- The TME response is that this is too simple. It is obvious that exercises better be preceded by an introduction. But the introduction would be shorter than with RME. Once you understand what addition and multiplication are, you still have to exercise on tables of addition and tables of multiplication, and learn to know those by heart for the numbers 1-10. You must master long division for later algebra (e.g. divide x^2 -1 by x – 1). There are different levels of insight. At some point the development of skill can help to arrive at more insight. At some point training (like training to the test) can reduce understanding, but this doesn’t devalue the other notions. TME will have less assumptions about the form of the graph, and for simplicity I use a similar form.
Second graph: Combined
When we assume that the notions of insight and skill are measured in the same manner for both RME and TME positions, then we can combine above graphs. We indicate the tops of curves by labels T (TME) and R (RME) only to help distinguish them. Potentially, the curves can still be everywhere, either be distinct (left graph, T on the left of R) or overlap (right graph, T on the right of R). Overall, RME claims that it can be superior in insight than TME, with the graph extending to the right of T.
Third graph: Decision space
When the notions of insight and skill are measured in ways that we can agree upon scientifically, then it may also be that these processes like “too much training on skill destroys insight” or “too much time to develop insight destroys skill” take a special form. An economist is reminded of the Production Possibility Curve (PPC).
Production factors like time and energy create both insight and skill, with a concave trade-off given by the PPC through the points A and B. In the philosophy of RME there is A = T and B = R, so that the TME might have perhaps more skill but at the cost of insight. TME holds that the RME claim is false: RME might succeed in doing more context sums A = R (drilling that isn’t called drilling) but with little mathematical insight B = T.
Of relevance is point C. This point is given by neoclassical mathematics education (NME). This point gives more skill and insight than both A and B. Whether RME or TME is at A or B does not really matter, because C is always better. This position of NME has not been proved empirically yet, but follows logically from its removal of crummy “mathematics”.
The argument of this weblog text is quite simple. NME beats RME & TME. Curiously RME & TME neglect NME, or attack it in ad hominem and not at rem manner. Dutch readers can check my letter to parliament.
- There is no reason on content for RME & TME to neglect NME, since NME is better than both on both insight and skill.
- That RME rejects a better analysis can be understood from RME’s genesis as an ideology. Ideologues like Koeno Gravemeijer are not interested in empirics but in writing about their ideology.

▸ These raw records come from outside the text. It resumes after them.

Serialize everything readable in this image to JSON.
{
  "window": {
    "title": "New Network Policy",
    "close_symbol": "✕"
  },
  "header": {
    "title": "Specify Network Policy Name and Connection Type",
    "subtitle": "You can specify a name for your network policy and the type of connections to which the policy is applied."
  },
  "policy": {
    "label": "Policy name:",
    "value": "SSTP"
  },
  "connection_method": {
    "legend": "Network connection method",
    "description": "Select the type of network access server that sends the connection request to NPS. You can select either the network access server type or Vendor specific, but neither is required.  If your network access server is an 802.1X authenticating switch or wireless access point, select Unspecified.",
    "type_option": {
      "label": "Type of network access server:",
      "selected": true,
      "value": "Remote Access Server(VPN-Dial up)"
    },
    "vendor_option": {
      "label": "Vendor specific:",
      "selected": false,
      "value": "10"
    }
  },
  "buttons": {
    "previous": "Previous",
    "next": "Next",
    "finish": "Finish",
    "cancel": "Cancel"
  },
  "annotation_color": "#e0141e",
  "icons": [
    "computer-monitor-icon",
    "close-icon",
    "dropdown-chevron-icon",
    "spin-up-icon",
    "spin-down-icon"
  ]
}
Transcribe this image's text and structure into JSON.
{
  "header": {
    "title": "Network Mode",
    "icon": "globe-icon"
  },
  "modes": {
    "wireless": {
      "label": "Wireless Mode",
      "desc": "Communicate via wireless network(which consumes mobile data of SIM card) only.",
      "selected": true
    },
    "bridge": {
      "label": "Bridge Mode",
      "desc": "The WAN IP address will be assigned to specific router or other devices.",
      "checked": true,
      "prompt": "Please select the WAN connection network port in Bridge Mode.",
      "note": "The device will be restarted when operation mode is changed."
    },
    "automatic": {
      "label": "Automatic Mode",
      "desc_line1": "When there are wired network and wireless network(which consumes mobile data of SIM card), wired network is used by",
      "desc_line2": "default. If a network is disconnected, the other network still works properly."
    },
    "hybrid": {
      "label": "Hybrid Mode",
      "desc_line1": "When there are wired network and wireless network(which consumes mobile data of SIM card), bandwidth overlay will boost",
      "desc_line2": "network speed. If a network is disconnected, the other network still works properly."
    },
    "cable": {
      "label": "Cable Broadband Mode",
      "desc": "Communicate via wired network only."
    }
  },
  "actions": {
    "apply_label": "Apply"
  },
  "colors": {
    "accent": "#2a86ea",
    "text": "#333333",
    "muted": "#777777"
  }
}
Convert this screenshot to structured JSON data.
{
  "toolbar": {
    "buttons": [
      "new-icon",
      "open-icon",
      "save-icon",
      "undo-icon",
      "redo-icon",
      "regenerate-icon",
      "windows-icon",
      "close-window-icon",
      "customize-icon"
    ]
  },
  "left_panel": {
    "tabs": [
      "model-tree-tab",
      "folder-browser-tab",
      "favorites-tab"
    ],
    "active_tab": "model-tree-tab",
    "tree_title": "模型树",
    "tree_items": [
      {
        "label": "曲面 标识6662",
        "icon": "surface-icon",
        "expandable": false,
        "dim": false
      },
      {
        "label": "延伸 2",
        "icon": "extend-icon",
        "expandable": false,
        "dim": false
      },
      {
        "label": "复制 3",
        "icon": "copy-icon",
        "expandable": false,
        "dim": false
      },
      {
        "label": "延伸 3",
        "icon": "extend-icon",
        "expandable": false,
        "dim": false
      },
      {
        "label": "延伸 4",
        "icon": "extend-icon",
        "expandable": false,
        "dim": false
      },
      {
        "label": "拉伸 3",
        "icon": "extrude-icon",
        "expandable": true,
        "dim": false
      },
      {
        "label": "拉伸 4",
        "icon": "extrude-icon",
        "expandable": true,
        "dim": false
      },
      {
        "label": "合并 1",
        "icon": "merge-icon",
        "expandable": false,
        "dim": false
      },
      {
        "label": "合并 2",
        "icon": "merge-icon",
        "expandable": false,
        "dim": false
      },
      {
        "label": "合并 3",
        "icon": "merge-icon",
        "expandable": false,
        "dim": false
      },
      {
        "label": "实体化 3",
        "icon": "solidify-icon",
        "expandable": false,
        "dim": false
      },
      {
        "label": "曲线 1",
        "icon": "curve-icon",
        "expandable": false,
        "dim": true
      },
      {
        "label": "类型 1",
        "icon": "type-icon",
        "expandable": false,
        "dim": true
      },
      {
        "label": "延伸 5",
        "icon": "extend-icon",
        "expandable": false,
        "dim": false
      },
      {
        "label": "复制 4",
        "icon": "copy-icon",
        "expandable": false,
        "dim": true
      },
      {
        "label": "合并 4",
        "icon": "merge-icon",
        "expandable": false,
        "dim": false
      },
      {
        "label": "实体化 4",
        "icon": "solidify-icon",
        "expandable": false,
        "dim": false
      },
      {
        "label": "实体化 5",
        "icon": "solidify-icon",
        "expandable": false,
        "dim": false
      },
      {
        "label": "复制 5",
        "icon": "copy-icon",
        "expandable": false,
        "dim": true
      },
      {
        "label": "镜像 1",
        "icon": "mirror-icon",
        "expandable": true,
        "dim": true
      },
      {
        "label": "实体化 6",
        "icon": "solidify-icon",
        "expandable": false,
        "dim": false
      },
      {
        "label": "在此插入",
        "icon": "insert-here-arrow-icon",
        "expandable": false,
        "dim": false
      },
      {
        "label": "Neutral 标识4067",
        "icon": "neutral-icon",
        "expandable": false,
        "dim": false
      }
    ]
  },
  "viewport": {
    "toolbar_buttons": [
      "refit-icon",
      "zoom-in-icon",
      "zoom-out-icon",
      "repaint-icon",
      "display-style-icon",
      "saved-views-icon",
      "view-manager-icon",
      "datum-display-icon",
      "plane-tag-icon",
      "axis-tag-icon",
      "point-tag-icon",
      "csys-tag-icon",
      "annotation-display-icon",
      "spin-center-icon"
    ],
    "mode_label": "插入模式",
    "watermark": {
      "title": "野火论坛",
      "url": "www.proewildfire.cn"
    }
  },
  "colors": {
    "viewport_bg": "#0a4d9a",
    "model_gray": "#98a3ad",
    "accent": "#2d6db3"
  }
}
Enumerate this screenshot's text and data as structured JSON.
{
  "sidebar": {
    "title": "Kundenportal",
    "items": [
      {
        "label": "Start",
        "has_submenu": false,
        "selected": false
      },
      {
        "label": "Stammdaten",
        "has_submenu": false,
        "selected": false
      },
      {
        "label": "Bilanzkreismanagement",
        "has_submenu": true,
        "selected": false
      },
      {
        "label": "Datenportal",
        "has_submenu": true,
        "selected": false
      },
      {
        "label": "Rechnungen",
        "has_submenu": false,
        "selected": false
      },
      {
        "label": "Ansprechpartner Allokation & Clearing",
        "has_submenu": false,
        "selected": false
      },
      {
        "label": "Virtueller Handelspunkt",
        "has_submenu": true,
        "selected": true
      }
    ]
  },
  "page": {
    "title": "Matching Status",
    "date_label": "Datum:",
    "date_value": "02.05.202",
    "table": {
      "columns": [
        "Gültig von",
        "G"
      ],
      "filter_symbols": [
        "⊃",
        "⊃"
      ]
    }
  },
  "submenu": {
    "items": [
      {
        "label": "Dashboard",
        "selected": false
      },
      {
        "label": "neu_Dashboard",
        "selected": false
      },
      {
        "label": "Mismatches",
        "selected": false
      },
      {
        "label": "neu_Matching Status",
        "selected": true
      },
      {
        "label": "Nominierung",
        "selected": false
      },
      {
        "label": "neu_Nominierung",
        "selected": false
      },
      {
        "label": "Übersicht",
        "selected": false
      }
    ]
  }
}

- That TME neglects a better analysis can be understood from its focus on RME, but also from the property that mathematicians are trained in abstraction and not in empirical science (which also caused the RME disaster).
- There is a curious attitude: “When you don’t agree with us then you must be against us and thus with the other side.”
- The empirical operationalisation of insight and skill and the production factors that cause them will help to put flesh on these graphs. This will reduce the impact of ideology, and will shift the focus to competence in research (see the failure of psychometric research w.r.t. arithmetic and algebra).